• **Action item**
Each record should be given back exactly, with none missing.

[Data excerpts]
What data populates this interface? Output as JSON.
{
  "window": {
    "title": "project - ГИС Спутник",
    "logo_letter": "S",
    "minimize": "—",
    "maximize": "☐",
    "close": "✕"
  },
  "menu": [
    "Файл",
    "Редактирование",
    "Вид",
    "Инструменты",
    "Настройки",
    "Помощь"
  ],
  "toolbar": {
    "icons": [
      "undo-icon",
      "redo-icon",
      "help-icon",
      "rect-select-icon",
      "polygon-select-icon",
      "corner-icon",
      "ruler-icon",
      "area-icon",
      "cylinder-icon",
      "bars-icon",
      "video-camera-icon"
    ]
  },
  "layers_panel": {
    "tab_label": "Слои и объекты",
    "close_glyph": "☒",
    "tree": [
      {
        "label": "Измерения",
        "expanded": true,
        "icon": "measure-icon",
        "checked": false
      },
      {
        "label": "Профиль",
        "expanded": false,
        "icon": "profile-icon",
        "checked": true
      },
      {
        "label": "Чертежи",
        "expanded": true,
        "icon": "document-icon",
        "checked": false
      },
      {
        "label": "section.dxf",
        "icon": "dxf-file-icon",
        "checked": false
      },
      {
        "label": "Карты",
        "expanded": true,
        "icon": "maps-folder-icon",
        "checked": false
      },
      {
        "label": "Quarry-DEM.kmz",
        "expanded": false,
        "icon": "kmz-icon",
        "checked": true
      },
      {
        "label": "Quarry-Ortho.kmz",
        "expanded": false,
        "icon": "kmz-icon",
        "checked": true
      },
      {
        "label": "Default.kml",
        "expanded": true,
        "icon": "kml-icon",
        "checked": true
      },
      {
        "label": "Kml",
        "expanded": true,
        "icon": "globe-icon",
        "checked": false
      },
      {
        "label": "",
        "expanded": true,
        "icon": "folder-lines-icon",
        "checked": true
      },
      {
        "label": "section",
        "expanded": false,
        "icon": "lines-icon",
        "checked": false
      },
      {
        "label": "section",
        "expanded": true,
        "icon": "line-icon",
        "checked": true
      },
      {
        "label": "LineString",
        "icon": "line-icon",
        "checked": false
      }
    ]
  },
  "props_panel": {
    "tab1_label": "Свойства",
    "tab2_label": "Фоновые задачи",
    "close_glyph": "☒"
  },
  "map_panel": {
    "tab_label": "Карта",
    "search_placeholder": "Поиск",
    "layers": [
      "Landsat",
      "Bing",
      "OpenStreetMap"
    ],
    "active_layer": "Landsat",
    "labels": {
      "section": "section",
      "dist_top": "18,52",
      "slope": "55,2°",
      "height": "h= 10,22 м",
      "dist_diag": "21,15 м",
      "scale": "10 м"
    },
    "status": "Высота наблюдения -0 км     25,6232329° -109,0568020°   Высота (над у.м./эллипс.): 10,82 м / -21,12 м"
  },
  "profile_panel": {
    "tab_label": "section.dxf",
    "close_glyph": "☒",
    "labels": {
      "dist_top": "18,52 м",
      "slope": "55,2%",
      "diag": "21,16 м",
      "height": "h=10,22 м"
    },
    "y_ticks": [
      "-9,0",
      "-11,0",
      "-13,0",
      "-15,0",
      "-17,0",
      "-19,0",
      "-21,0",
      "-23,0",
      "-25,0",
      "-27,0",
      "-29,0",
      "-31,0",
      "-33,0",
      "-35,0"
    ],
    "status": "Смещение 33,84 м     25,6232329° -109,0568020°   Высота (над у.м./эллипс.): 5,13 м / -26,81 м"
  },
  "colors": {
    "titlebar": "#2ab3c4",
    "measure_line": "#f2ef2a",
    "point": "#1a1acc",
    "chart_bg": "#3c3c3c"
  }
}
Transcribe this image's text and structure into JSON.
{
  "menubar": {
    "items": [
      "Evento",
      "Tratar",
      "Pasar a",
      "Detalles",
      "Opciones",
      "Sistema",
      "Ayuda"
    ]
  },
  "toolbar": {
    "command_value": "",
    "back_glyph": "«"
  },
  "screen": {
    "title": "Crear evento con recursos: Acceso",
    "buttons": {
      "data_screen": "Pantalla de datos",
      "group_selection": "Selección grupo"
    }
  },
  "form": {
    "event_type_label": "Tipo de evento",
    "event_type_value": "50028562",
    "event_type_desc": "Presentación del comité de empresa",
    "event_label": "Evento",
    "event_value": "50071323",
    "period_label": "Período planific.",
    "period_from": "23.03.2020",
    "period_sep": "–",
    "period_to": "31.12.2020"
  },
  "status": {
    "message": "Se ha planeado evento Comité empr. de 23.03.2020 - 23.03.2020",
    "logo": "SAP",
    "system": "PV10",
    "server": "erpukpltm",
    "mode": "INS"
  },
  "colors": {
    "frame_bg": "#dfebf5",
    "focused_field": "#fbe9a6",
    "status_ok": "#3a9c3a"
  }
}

• **Written response**
What data populates this interface? Output as JSON.
{
  "window": {
    "title": "project - ГИС Спутник",
    "logo_letter": "S",
    "minimize": "—",
    "maximize": "☐",
    "close": "✕"
  },
  "menu": [
    "Файл",
    "Редактирование",
    "Вид",
    "Инструменты",
    "Настройки",
    "Помощь"
  ],
  "toolbar": {
    "icons": [
      "undo-icon",
      "redo-icon",
      "help-icon",
      "rect-select-icon",
      "polygon-select-icon",
      "corner-icon",
      "ruler-icon",
      "area-icon",
      "cylinder-icon",
      "bars-icon",
      "video-camera-icon"
    ]
  },
  "layers_panel": {
    "tab_label": "Слои и объекты",
    "close_glyph": "☒",
    "tree": [
      {
        "label": "Измерения",
        "expanded": true,
        "icon": "measure-icon",
        "checked": false
      },
      {
        "label": "Профиль",
        "expanded": false,
        "icon": "profile-icon",
        "checked": true
      },
      {
        "label": "Чертежи",
        "expanded": true,
        "icon": "document-icon",
        "checked": false
      },
      {
        "label": "section.dxf",
        "icon": "dxf-file-icon",
        "checked": false
      },
      {
        "label": "Карты",
        "expanded": true,
        "icon": "maps-folder-icon",
        "checked": false
      },
      {
        "label": "Quarry-DEM.kmz",
        "expanded": false,
        "icon": "kmz-icon",
        "checked": true
      },
      {
        "label": "Quarry-Ortho.kmz",
        "expanded": false,
        "icon": "kmz-icon",
        "checked": true
      },
      {
        "label": "Default.kml",
        "expanded": true,
        "icon": "kml-icon",
        "checked": true
      },
      {
        "label": "Kml",
        "expanded": true,
        "icon": "globe-icon",
        "checked": false
      },
      {
        "label": "",
        "expanded": true,
        "icon": "folder-lines-icon",
        "checked": true
      },
      {
        "label": "section",
        "expanded": false,
        "icon": "lines-icon",
        "checked": false
      },
      {
        "label": "section",
        "expanded": true,
        "icon": "line-icon",
        "checked": true
      },
      {
        "label": "LineString",
        "icon": "line-icon",
        "checked": false
      }
    ]
  },
  "props_panel": {
    "tab1_label": "Свойства",
    "tab2_label": "Фоновые задачи",
    "close_glyph": "☒"
  },
  "map_panel": {
    "tab_label": "Карта",
    "search_placeholder": "Поиск",
    "layers": [
      "Landsat",
      "Bing",
      "OpenStreetMap"
    ],
    "active_layer": "Landsat",
    "labels": {
      "section": "section",
      "dist_top": "18,52",
      "slope": "55,2°",
      "height": "h= 10,22 м",
      "dist_diag": "21,15 м",
      "scale": "10 м"
    },
    "status": "Высота наблюдения -0 км     25,6232329° -109,0568020°   Высота (над у.м./эллипс.): 10,82 м / -21,12 м"
  },
  "profile_panel": {
    "tab_label": "section.dxf",
    "close_glyph": "☒",
    "labels": {
      "dist_top": "18,52 м",
      "slope": "55,2%",
      "diag": "21,16 м",
      "height": "h=10,22 м"
    },
    "y_ticks": [
      "-9,0",
      "-11,0",
      "-13,0",
      "-15,0",
      "-17,0",
      "-19,0",
      "-21,0",
      "-23,0",
      "-25,0",
      "-27,0",
      "-29,0",
      "-31,0",
      "-33,0",
      "-35,0"
    ],
    "status": "Смещение 33,84 м     25,6232329° -109,0568020°   Высота (над у.м./эллипс.): 5,13 м / -26,81 м"
  },
  "colors": {
    "titlebar": "#2ab3c4",
    "measure_line": "#f2ef2a",
    "point": "#1a1acc",
    "chart_bg": "#3c3c3c"
  }
}
Transcribe this image's text and structure into JSON.
{
  "menubar": {
    "items": [
      "Evento",
      "Tratar",
      "Pasar a",
      "Detalles",
      "Opciones",
      "Sistema",
      "Ayuda"
    ]
  },
  "toolbar": {
    "command_value": "",
    "back_glyph": "«"
  },
  "screen": {
    "title": "Crear evento con recursos: Acceso",
    "buttons": {
      "data_screen": "Pantalla de datos",
      "group_selection": "Selección grupo"
    }
  },
  "form": {
    "event_type_label": "Tipo de evento",
    "event_type_value": "50028562",
    "event_type_desc": "Presentación del comité de empresa",
    "event_label": "Evento",
    "event_value": "50071323",
    "period_label": "Período planific.",
    "period_from": "23.03.2020",
    "period_sep": "–",
    "period_to": "31.12.2020"
  },
  "status": {
    "message": "Se ha planeado evento Comité empr. de 23.03.2020 - 23.03.2020",
    "logo": "SAP",
    "system": "PV10",
    "server": "erpukpltm",
    "mode": "INS"
  },
  "colors": {
    "frame_bg": "#dfebf5",
    "focused_field": "#fbe9a6",
    "status_ok": "#3a9c3a"
  }
}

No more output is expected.